That was my response to Naomi in our counseling session. She habitually succumbs to her hot-tempered husband.
“I’m careful about everything I say because, well, he gets ugly if I tell him what he doesn’t want to hear,” she said.
He routinely undermines her self-worth with hurtful, sarcastic remarks. But instead of objecting, Naomi immediately self-censors how she feels.
There’s a price to muzzling ourselves: a restricted voice—unspoken words held captive in the throat—is a form of confinement. If we can’t talk freely, we aren’t free.
Frederick Douglass, the renowned abolitionist, would agree. In his autobiography, Narrative of the Life of Frederick Douglass, an American Slave, he equates freedom with the ability to articulate grievances. Our founding fathers understood that basic truth when they wrote the constitution.
“When did you become a slave to his moods?” I asked. “And why is degrading treatment okay with you?”
Naomi lowered her head …. and after some tears and lots of sighs, she opened up about the many years of putting up with his abusiveness.
A pattern, though, took root way before Naomi met her husband—when she was a small child. Her one sibling—a sister—kept the household in constant turmoil with her explosive outbursts. Naomi was frequently the target of her sister’s rage and hostility.
“My parents catered to my sister in order to keep things peaceful,” she said.
And they coached Naomi to do the same. When her sister was offensive toward Naomi, instead of being supportive by prompting her to stand up for herself, they hushed her.
“They would tell me to not make waves,” she said.
In fact, Naomi was reprimanded if she fought back or defended herself. Anger wasn’t allowed, even when it was unquestionably justified.
“I was supposed to be understanding,” she said.
Clearly, Naomi and her sister weren’t held to the same standards of conduct and selflessness.
This sent a distinct message to Naomi: the difficult people—those hard to live with—are to be excused.
In this seedbed of her early formation, Naomi naturally concluded that her feelings should always take a back seat, and that she’s expected to quietly endure harsh treatment.
This early programming set the stage for the dynamics in her current relationship. In effect, Naomi married her sister. And now her parents reside inside her head, instructing her to “not make waves” and to tolerate her raging and demeaning husband while ignoring her emotional wounds. A clear-eyed, critical stance toward her husband’s behavior leaves Naomi feeling guilty, causing her to second-guess whether her feelings and observations are accurate, acceptable or even normal. My work with Naomi has included helping her question her programming instead of herself.
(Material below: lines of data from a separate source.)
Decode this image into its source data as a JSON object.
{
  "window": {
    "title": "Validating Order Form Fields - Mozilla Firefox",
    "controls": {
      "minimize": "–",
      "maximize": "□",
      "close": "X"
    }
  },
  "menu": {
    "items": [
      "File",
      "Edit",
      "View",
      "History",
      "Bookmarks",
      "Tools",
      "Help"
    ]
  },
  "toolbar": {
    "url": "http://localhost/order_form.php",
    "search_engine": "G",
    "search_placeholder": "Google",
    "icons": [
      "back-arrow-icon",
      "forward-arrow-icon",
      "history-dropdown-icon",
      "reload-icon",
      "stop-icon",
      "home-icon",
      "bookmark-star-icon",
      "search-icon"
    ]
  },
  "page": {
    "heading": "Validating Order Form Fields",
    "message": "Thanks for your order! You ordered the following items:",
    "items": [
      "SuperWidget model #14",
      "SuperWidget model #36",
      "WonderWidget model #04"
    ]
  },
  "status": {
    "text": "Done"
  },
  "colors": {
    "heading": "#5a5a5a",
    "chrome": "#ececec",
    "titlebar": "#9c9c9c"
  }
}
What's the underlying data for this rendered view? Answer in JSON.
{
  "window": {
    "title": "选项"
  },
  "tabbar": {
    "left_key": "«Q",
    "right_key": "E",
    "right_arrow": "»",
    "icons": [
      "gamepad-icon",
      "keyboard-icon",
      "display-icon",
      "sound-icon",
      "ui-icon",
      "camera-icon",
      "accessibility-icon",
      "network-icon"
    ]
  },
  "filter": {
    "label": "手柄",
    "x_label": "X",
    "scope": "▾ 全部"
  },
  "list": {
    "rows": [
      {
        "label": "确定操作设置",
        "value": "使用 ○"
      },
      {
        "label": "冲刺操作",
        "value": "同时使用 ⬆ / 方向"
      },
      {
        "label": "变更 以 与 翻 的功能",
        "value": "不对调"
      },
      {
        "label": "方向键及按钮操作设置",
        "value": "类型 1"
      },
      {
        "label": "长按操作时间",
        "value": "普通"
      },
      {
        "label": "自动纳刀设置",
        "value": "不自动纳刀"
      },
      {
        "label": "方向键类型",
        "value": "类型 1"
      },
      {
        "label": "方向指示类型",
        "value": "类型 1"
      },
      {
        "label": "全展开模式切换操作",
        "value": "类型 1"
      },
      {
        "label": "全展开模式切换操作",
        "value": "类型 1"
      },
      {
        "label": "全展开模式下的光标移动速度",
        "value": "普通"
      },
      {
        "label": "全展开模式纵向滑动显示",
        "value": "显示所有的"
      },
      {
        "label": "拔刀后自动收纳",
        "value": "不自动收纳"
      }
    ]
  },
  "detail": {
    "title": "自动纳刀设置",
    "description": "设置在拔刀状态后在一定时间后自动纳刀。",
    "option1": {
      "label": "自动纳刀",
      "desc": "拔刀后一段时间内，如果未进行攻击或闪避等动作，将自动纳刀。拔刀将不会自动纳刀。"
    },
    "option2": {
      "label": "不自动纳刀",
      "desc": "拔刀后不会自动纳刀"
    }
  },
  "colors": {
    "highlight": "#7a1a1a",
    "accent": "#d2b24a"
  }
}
“What did your parents need to do differently?” I asked.
“I should have been allowed to assert myself with my sister,” she responded. “They should have let me fight her, stand my ground and say how angry she made me feel. Instead, everything was suppressed. I was never able to speak up to verbal abuse.”
Since her feelings weren’t validated as a child, Naomi has to learn how to do that for herself as an adult. Trusting her emotions is an important hurdle. She is learning just how important it is to be able to honestly assess how others treat her, and how to do it without feeling guilty. Sometimes, subjecting another person to critical analysis is absolutely called for—and necessary for both parties.
I asked her, “Now, what does your husband need from you?”
She seemed surprised by the question. “He needs . . . he really needs me to be myself. He needs me to be honest with him, or he’ll treat me like this until the end of time and we’ll have no chance of really being together. We’ll be ‘husband and doormat’ until we’re old and gray . . . .”
A few sessions later, Naomi told me how she had successfully stood up to her husband after he made a rude comment. She told him she didn’t deserve being talked to that way. And as one could easily predict, he flared up. She, on the other hand, felt bad about upsetting him.
In so many words I said this to Naomi:
He’s upset because you’ve given up your doormat status. Remember, he married a doormat. He didn’t opt for a partner who stood up for herself. So understandably, he’s not in a jubilant mood upon running headlong into your integrity. He’s going to fight back at first, hoping to return things to how they were. Consider his fury a clear sign that you’re evolving.
She smiled, and I could see the relief on her face. Clearly, a new day is coming for Naomi! 🙂
Hopefully, Naomi’s husband follows suit and does some evolving himself. If not, she probably won’t stick around. That’s because once we perceive things through clear eyes, and once we become our own advocate, it’s impossible to go back to tolerating the status quo.
Something to keep in mind:
Don’t automatically assume when someone’s angry at you that you’ve done something wrong. Maybe, just maybe, you did something right.
Names are changed to honor client confidentiality.
(c) Salee Reese 2015